**WHAT TO PRODUCE**:
In the data below, locate each line with the word "title" and list it.

________________

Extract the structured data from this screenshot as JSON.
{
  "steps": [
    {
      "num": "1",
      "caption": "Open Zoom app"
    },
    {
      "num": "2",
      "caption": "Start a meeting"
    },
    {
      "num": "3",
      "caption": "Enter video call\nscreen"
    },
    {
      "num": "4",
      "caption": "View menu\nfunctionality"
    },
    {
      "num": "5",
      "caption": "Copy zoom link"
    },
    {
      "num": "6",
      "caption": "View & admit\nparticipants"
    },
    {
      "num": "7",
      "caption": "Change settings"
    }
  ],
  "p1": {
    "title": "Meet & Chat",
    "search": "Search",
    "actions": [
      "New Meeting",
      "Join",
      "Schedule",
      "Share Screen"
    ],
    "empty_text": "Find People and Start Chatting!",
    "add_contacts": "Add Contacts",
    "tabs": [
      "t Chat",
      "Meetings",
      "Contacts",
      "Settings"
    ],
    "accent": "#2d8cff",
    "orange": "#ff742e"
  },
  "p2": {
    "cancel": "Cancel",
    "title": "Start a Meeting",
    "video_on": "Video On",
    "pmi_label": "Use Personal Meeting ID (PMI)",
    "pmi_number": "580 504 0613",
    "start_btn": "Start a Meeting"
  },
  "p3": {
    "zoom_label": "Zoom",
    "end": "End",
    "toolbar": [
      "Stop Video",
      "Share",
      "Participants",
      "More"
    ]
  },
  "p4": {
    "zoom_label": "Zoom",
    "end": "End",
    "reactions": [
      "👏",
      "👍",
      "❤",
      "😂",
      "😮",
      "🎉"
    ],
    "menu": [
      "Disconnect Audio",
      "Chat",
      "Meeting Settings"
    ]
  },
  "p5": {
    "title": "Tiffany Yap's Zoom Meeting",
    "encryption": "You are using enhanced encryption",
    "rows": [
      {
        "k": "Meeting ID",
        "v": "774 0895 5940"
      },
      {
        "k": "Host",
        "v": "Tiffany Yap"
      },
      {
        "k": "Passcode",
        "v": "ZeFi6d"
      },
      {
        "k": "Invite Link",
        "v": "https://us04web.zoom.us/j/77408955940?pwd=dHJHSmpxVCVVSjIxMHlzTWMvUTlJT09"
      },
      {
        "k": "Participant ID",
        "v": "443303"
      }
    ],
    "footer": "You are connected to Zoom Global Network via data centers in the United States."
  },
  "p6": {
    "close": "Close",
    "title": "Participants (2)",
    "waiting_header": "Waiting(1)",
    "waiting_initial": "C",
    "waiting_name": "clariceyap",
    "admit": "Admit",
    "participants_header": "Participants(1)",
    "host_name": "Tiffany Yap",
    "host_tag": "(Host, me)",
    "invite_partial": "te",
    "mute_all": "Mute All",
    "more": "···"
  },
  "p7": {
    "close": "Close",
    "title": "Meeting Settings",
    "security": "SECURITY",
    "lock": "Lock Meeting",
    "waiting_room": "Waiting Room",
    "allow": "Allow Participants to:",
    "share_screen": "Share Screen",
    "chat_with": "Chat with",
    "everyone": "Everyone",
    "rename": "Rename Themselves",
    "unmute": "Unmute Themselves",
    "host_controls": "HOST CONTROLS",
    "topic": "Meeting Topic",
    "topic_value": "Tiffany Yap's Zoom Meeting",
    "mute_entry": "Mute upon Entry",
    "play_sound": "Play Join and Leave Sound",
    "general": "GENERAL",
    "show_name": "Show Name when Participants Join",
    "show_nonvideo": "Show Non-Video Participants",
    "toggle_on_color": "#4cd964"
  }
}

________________

**EXERCISE OUTPUT**:
    "title": "Meet & Chat",
    "title": "Start a Meeting",
    "title": "Tiffany Yap's Zoom Meeting",
    "title": "Participants (2)",
    "title": "Meeting Settings",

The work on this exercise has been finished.